WORK INSTRUCTION:
Leave out the pictures, then return the records word for word.

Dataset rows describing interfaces

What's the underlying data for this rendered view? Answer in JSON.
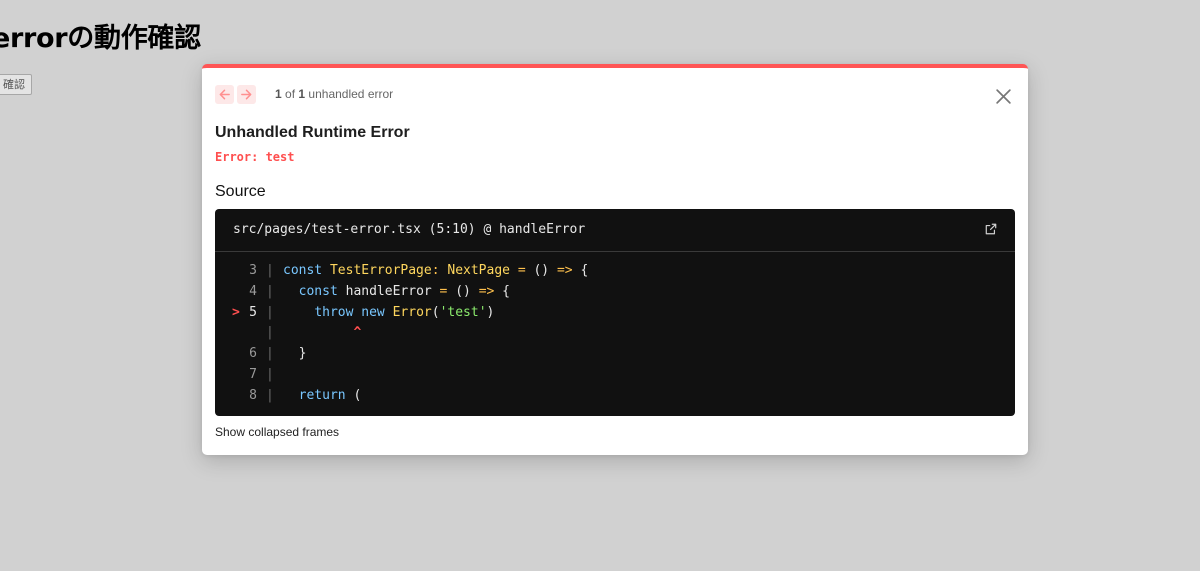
{
  "page": {
    "title": "errorの動作確認",
    "button_label": "確認"
  },
  "dialog": {
    "error_index": "1",
    "error_of": "of",
    "error_total": "1",
    "error_suffix": "unhandled error",
    "title": "Unhandled Runtime Error",
    "message": "Error: test",
    "source_heading": "Source",
    "location": "src/pages/test-error.tsx (5:10) @ handleError",
    "collapsed_frames_label": "Show collapsed frames",
    "code": {
      "marker": ">",
      "bar": "|",
      "caret": "^",
      "lines": [
        {
          "num": "3",
          "tokens": [
            [
              "kw",
              "const"
            ],
            [
              "plain",
              " "
            ],
            [
              "fn",
              "TestErrorPage"
            ],
            [
              "op",
              ":"
            ],
            [
              "plain",
              " "
            ],
            [
              "fn",
              "NextPage"
            ],
            [
              "plain",
              " "
            ],
            [
              "op",
              "="
            ],
            [
              "plain",
              " () "
            ],
            [
              "op",
              "=>"
            ],
            [
              "plain",
              " {"
            ]
          ]
        },
        {
          "num": "4",
          "tokens": [
            [
              "plain",
              "  "
            ],
            [
              "kw",
              "const"
            ],
            [
              "plain",
              " handleError "
            ],
            [
              "op",
              "="
            ],
            [
              "plain",
              " () "
            ],
            [
              "op",
              "=>"
            ],
            [
              "plain",
              " {"
            ]
          ]
        },
        {
          "num": "5",
          "tokens": [
            [
              "plain",
              "    "
            ],
            [
              "kw",
              "throw"
            ],
            [
              "plain",
              " "
            ],
            [
              "kw",
              "new"
            ],
            [
              "plain",
              " "
            ],
            [
              "fn",
              "Error"
            ],
            [
              "plain",
              "("
            ],
            [
              "str",
              "'test'"
            ],
            [
              "plain",
              ")"
            ]
          ]
        },
        {
          "num": "",
          "tokens": []
        },
        {
          "num": "6",
          "tokens": [
            [
              "plain",
              "  }"
            ]
          ]
        },
        {
          "num": "7",
          "tokens": []
        },
        {
          "num": "8",
          "tokens": [
            [
              "plain",
              "  "
            ],
            [
              "kw",
              "return"
            ],
            [
              "plain",
              " ("
            ]
          ]
        }
      ]
    }
  },
  "colors": {
    "accent_red": "#ff5555",
    "code_bg": "#111111",
    "keyword": "#79c7ff",
    "identifier": "#ffd75e",
    "string": "#8bea6d"
  }
}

RESPONSE:
What's the underlying data for this rendered view? Answer in JSON.
{
  "page": {
    "title": "errorの動作確認",
    "button_label": "確認"
  },
  "dialog": {
    "error_index": "1",
    "error_of": "of",
    "error_total": "1",
    "error_suffix": "unhandled error",
    "title": "Unhandled Runtime Error",
    "message": "Error: test",
    "source_heading": "Source",
    "location": "src/pages/test-error.tsx (5:10) @ handleError",
    "collapsed_frames_label": "Show collapsed frames",
    "code": {
      "marker": ">",
      "bar": "|",
      "caret": "^",
      "lines": [
        {
          "num": "3",
          "tokens": [
            [
              "kw",
              "const"
            ],
            [
              "plain",
              " "
            ],
            [
              "fn",
              "TestErrorPage"
            ],
            [
              "op",
              ":"
            ],
            [
              "plain",
              " "
            ],
            [
              "fn",
              "NextPage"
            ],
            [
              "plain",
              " "
            ],
            [
              "op",
              "="
            ],
            [
              "plain",
              " () "
            ],
            [
              "op",
              "=>"
            ],
            [
              "plain",
              " {"
            ]
          ]
        },
        {
          "num": "4",
          "tokens": [
            [
              "plain",
              "  "
            ],
            [
              "kw",
              "const"
            ],
            [
              "plain",
              " handleError "
            ],
            [
              "op",
              "="
            ],
            [
              "plain",
              " () "
            ],
            [
              "op",
              "=>"
            ],
            [
              "plain",
              " {"
            ]
          ]
        },
        {
          "num": "5",
          "tokens": [
            [
              "plain",
              "    "
            ],
            [
              "kw",
              "throw"
            ],
            [
              "plain",
              " "
            ],
            [
              "kw",
              "new"
            ],
            [
              "plain",
              " "
            ],
            [
              "fn",
              "Error"
            ],
            [
              "plain",
              "("
            ],
            [
              "str",
              "'test'"
            ],
            [
              "plain",
              ")"
            ]
          ]
        },
        {
          "num": "",
          "tokens": []
        },
        {
          "num": "6",
          "tokens": [
            [
              "plain",
              "  }"
            ]
          ]
        },
        {
          "num": "7",
          "tokens": []
        },
        {
          "num": "8",
          "tokens": [
            [
              "plain",
              "  "
            ],
            [
              "kw",
              "return"
            ],
            [
              "plain",
              " ("
            ]
          ]
        }
      ]
    }
  },
  "colors": {
    "accent_red": "#ff5555",
    "code_bg": "#111111",
    "keyword": "#79c7ff",
    "identifier": "#ffd75e",
    "string": "#8bea6d"
  }
}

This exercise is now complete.